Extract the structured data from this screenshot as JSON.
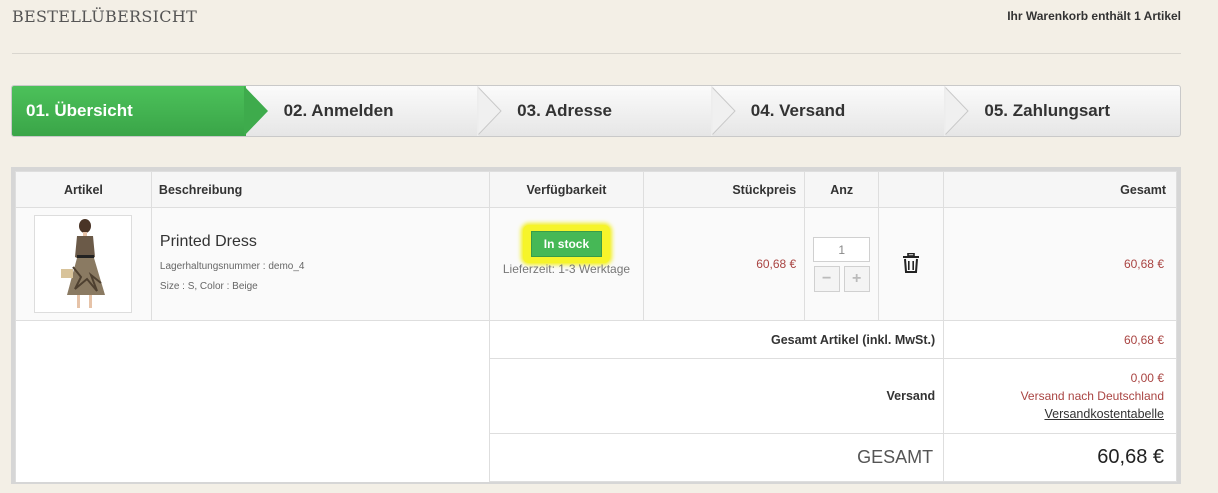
{
  "header": {
    "title": "BESTELLÜBERSICHT",
    "cart_info": "Ihr Warenkorb enthält 1 Artikel"
  },
  "steps": [
    {
      "label": "01. Übersicht",
      "active": true
    },
    {
      "label": "02. Anmelden",
      "active": false
    },
    {
      "label": "03. Adresse",
      "active": false
    },
    {
      "label": "04. Versand",
      "active": false
    },
    {
      "label": "05. Zahlungsart",
      "active": false
    }
  ],
  "table": {
    "headers": {
      "article": "Artikel",
      "description": "Beschreibung",
      "availability": "Verfügbarkeit",
      "unit_price": "Stückpreis",
      "quantity": "Anz",
      "total": "Gesamt"
    },
    "product": {
      "name": "Printed Dress",
      "sku": "Lagerhaltungsnummer : demo_4",
      "attributes": "Size : S, Color : Beige",
      "stock": "In stock",
      "delivery": "Lieferzeit: 1-3 Werktage",
      "unit_price": "60,68 €",
      "quantity": "1",
      "minus": "−",
      "plus": "+",
      "total": "60,68 €"
    }
  },
  "summary": {
    "items_label": "Gesamt Artikel (inkl. MwSt.)",
    "items_value": "60,68 €",
    "shipping_label": "Versand",
    "shipping_value": "0,00 €",
    "shipping_note": "Versand nach Deutschland",
    "shipping_link": "Versandkostentabelle",
    "grand_label": "GESAMT",
    "grand_value": "60,68 €"
  },
  "colors": {
    "accent_green": "#3aa548",
    "price_red": "#a94442",
    "highlight_yellow": "#f6f42a"
  }
}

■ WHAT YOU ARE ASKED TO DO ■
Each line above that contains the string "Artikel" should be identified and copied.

■ FINISHED EXERCISE ■
    "cart_info": "Ihr Warenkorb enthält 1 Artikel"
      "article": "Artikel",
    "items_label": "Gesamt Artikel (inkl. MwSt.)",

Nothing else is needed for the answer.